In addition, it was clear that the EPA negotiations have run a serious risk of scuppering the Regional Economic Communities (RECs) as enshrined in the Abuja Treaty in the sense that certain timetables laid out in the treaty were being side-swiped to the benefit of the EPAs, thereby exacerbating the confusion.
The Europeans’ claim of wanting to help the ACP Group with the RECs remains an unequivocal allusion. TWN-Africa’s Nancy Kachingwe argued that Africa is, in effect, paying the EU to penetrate ACP markets, which, apart from being unethical, was, in reality, “unconstitutional”.
A representative from MWENGO -- a Zimbabwe-based research and reflection NGO Centre – argued that in the United Kingdom, the EU was going for offensive positions to the extent that even, in the Directorate for Development, where much of the work is punctuated with talk on Country Strategy Papers (CSPs) and Poverty Reduction Strategy Papers (PRSPs), the UK was developing a dialogue of financial perspectives, which translates into another set of conditionalities in their own right.
He urged governments to identify the ACP governments’ defensive and offensive interests.
An intervention from a Mali-based consultant put it more succinctly by arguing that EPAs are only going to do two things: engender apathy among Africans as well as prevent South-South Cooperation (SSC).
The representative from the Netherlands-based organization, Both Ends, added that the basic rationale behind the Europeans claim that the StopEPA campaign is a Northern-led one is its desire to discredit and de-legitimise it from the word “go”.
The ACP official maintained that, above all else, the EPAs are not new, but can be found in the Generalised System of Preferences (GSP). Evidently, the EU has distorted its original use.
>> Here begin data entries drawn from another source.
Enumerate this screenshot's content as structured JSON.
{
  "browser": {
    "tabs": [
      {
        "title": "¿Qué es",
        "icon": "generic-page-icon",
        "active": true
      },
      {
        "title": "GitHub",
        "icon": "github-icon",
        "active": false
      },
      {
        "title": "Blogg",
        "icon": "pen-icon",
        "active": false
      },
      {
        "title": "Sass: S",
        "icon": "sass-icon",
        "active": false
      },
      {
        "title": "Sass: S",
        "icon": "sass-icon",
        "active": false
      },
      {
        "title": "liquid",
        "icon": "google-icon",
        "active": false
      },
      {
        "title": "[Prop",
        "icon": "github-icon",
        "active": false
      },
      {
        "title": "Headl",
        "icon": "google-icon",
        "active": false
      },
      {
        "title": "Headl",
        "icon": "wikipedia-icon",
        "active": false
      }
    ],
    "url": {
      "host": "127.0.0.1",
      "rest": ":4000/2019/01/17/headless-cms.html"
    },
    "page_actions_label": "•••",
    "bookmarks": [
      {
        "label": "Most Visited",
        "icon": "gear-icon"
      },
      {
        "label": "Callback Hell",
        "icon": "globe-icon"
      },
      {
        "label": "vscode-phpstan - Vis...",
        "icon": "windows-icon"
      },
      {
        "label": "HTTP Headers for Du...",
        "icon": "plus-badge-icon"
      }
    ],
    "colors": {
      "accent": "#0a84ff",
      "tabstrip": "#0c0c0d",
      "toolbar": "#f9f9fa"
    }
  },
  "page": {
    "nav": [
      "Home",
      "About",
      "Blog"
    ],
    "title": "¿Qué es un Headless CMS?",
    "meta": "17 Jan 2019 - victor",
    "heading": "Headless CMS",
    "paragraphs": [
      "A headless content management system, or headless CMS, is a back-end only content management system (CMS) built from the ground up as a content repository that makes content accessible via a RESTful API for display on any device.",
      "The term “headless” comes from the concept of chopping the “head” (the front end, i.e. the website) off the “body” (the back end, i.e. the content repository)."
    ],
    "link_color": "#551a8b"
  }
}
She then went on to explain how blind the EU is to development. A case in point is Togo where, despite the fact that sanctions had been imposed on the West African country, it was still able to trade with the EU!
Ultimately, it was agreed by all that the negotiations can only go in one direction—i.e. not at all!
Day Two (11/11/04)
Day Two continued from where it left off on Wednesday, with presenters discussing the state of play in the regions (ESA/ECOWAS/SADC/Caribbean).
It emerged, as SEATINI related, that in the COMESA region, Civil Society had been absent from what he described as a “bureaucratic-driven COMESA”. This evidently would cause problems as it therefore meant that there was no way for CSOs to lobby or engage Ministers. The situation had become so dire that one member of the twenty-one-member regional grouping had conducted forty rounds of negotiations and elaborated as many as ten draft positions.
The fifteen-member regional grouping of West African states – ECOWAS – was another story argued ENDA. ECOWAS countries had been “forced” to liberalise, and had ended up being forced to negotiate financial assistance. This had resulted in the disintegration of solidarity among ACP countries. The entire negotiations were being held in an “atmosphere of uncertainty”. Two West African countries, Cape Verde and Guinea-Bissau, had not even yet joined the WTO.
ENDA added that the ECOWAS-EPA negotiations should be centred on development, because, currently, they were ambiguous with regard to the agricultural sector, sensitive products, and Special and Differential Treatment (SDT). Furthermore, reciprocity had more or less been accepted, as well as the “immediate suppression of quantitative restrictions”, which translates into “no more quotas”. In essence, the discussions by ECOWAS with the EU are a “negotiation of assistance”, rather than what they ought to be: about development.